“Other innovative things we’re looking at are the different types of building materials for cabinets and the ambulance interior,” Parks says. “At first, cabinets were made out of wood, and then aluminum and fiberglass. Now we use a composite material that is used in a lot of hospital cabinets.”
Inside the patient compartment, McCoy Miller has been using Sentra, a plastic-like composite board that has an aluminum exterior coating, making it impervious to liquids and chemicals. Parks notes, “It’s lighter than wood, is very durable, has very few seams, and is easy to clean.”
Schwartzbauer observes that many fire departments have been buying ambulances recently, so Road Rescue has been installing more roll-up doors on its ambulances (common in the fire service, he notes) instead of hinged doors.
Both Road Rescue and Wheeled Coach offer four-fan auxiliary air conditioning condensers that provide 30 percent more cooling capacity for the rigs. Both versions are fitted to the top front of the patient compartment and are able to mount seven vehicle warning lights-five across the front of the auxiliary unit and one on each side.

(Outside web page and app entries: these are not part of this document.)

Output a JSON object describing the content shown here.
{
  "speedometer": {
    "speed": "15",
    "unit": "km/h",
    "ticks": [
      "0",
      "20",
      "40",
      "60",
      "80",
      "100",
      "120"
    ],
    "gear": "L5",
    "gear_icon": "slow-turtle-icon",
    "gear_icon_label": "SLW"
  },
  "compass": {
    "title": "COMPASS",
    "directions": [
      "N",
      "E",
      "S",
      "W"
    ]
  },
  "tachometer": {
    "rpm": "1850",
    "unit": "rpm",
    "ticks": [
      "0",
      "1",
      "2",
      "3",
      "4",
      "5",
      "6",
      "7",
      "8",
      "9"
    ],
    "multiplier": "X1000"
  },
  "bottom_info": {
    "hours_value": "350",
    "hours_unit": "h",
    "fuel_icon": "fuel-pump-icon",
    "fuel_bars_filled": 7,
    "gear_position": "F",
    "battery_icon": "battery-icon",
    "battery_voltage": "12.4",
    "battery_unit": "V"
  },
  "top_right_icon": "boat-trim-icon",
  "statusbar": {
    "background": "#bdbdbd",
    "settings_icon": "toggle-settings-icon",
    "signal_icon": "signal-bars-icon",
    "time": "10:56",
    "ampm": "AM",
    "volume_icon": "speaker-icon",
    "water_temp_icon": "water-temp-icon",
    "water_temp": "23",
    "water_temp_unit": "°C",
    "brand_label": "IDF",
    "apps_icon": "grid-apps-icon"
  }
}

ALAN M. PETRILLO is a Tucson, Arizona-based freelance writer and is a member of the Fire Apparatus & Emergency Equipment editorial advisory board. He served 22 years with the Verdoy (NY) Fire Department, including in the position of chief.